Preserving Food, Preserving the Planet: It's no secret that traditional food preservation methods often involve plastic packaging, harmful chemicals, and excessive energy consumption. However, eco-friendly food preservation practices offer us a chance to make a positive change. These practices focus on reducing waste, minimizing energy usage, and embracing natural alternatives, creating a win-win situation for both our health and the environment.

Reducing Food Waste: One of the key aspects of eco-friendly food preservation is reducing food waste. According to the Food and Agriculture Organization (FAO), approximately one-third of all food produced globally is wasted. By employing sustainable preservation methods like canning, freezing, and drying, we can extend the shelf life of perishable items, preventing them from ending up in landfills. This not only saves valuable resources but also reduces greenhouse gas emissions associated with food decomposition.

Embracing Natural Preservation Techniques: Eco-conscious individuals are increasingly turning to natural preservation techniques instead of relying solely on artificial additives. For example, fermenting vegetables not only enhances their taste but also creates an environment that promotes the growth of beneficial bacteria, which aids digestion. Similarly, using beeswax wraps instead of plastic cling film provides a natural and reusable way to store food while avoiding unnecessary plastic waste.
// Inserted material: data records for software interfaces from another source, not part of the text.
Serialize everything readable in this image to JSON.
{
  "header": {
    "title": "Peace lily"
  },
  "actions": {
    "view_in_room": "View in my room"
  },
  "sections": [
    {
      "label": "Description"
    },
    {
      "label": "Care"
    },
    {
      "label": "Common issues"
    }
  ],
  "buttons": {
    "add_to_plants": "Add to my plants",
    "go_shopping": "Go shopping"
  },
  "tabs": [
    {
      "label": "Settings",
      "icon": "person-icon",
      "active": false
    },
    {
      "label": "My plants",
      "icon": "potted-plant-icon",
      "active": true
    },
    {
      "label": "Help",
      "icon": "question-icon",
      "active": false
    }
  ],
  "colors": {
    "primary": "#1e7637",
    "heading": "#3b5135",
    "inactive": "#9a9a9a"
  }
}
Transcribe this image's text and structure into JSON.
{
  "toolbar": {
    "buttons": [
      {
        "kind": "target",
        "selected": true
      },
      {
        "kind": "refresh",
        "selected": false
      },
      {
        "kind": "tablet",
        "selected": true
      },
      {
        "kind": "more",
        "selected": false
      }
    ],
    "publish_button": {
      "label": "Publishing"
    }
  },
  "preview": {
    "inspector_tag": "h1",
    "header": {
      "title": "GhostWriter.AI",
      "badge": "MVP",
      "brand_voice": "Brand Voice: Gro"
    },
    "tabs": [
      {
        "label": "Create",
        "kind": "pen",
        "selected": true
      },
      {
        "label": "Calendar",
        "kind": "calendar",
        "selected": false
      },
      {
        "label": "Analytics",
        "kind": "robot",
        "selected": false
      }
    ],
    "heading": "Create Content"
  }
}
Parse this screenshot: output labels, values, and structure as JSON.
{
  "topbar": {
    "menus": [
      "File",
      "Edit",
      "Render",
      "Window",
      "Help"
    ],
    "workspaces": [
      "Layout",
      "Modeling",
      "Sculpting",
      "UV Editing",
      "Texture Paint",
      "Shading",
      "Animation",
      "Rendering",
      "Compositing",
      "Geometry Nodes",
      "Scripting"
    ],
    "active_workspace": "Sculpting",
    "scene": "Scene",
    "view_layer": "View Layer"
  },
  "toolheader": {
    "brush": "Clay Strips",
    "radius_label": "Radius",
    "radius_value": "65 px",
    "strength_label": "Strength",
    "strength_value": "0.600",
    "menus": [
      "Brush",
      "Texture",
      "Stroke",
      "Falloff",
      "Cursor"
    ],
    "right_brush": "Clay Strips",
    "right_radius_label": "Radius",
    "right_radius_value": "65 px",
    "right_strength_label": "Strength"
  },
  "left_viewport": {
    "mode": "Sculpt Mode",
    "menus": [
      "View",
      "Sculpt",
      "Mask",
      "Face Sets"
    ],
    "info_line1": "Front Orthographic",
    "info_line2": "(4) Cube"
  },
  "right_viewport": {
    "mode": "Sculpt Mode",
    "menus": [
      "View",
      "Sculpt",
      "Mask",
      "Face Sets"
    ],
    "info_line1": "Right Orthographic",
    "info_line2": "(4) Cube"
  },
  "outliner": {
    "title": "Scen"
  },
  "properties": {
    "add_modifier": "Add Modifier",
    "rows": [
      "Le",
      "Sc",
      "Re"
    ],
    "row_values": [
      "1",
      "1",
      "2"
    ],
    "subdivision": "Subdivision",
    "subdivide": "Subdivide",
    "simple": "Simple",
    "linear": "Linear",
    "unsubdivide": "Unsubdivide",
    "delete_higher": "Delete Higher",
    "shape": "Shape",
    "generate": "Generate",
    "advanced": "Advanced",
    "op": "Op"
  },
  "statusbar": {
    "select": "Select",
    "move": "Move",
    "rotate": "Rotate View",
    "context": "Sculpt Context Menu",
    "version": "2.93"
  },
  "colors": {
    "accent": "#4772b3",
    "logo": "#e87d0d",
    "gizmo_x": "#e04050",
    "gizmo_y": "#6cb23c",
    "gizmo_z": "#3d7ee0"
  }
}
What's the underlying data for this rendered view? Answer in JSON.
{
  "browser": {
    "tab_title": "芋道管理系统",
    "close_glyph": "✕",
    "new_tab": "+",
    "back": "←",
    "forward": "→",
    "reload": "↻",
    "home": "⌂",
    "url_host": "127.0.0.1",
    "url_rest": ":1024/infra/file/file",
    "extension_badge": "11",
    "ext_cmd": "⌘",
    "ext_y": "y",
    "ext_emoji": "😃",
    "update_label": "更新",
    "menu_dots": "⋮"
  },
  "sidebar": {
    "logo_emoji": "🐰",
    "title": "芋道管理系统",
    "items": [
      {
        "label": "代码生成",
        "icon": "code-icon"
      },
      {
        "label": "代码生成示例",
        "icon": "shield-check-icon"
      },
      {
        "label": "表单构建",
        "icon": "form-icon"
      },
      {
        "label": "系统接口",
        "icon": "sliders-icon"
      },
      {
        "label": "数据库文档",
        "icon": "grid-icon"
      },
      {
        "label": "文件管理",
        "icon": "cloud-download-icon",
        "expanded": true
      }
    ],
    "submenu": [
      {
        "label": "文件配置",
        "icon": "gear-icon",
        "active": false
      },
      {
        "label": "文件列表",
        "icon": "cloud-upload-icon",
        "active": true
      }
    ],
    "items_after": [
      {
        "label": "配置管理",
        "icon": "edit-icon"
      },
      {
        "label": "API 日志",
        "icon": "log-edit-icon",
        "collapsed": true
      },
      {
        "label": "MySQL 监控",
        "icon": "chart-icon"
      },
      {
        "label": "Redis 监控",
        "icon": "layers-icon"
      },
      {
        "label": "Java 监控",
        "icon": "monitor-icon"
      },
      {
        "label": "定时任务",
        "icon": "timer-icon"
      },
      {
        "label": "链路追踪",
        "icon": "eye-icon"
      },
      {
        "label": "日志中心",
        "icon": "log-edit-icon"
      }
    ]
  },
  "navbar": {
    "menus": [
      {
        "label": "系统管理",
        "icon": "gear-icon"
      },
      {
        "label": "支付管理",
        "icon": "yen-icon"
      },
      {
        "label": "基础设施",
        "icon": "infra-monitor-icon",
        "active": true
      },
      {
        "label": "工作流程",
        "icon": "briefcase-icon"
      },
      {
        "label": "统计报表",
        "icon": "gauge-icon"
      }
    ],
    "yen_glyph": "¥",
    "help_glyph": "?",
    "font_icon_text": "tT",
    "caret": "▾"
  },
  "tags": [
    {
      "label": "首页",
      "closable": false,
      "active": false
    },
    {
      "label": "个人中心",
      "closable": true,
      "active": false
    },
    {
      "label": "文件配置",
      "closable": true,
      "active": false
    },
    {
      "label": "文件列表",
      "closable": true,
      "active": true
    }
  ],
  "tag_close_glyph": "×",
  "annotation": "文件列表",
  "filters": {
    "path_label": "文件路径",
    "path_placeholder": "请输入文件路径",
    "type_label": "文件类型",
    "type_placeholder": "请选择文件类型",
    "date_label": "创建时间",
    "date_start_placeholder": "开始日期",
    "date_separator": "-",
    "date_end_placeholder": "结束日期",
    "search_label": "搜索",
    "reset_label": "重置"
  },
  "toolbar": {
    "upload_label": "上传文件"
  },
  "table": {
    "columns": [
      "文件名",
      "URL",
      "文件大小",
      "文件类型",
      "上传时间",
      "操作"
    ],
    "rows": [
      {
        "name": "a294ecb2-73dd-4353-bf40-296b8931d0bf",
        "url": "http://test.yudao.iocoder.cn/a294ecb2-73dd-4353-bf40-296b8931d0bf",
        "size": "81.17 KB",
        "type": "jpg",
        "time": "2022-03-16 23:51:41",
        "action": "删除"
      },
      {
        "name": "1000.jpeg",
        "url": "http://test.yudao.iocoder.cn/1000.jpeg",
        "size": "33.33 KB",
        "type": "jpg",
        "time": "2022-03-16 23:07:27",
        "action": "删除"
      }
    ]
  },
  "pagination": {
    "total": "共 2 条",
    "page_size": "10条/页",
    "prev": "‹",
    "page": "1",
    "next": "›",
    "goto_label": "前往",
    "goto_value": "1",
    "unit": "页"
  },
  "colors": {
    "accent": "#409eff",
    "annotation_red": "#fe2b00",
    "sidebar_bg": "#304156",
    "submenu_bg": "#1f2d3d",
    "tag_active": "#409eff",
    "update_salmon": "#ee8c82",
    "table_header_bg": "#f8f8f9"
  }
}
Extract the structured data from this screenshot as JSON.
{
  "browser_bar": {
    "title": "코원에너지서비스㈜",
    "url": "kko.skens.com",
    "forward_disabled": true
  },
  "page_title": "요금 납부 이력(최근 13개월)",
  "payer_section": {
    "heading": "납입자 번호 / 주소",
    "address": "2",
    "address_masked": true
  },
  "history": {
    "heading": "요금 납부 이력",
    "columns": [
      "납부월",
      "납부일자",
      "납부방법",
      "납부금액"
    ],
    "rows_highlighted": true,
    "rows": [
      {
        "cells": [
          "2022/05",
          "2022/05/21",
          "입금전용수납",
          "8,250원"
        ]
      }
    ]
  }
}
Energy-efficient Options: Another significant aspect of eco-friendly food preservation is the use of energy-efficient methods. Refrigeration is essential for keeping food fresh, but it consumes a considerable amount of electricity. To minimize this energy usage, people are opting for alternative solutions, such as root cellars or cool pantries, which provide a naturally cool environment for storing fruits, vegetables, and canned goods.

Food Preservation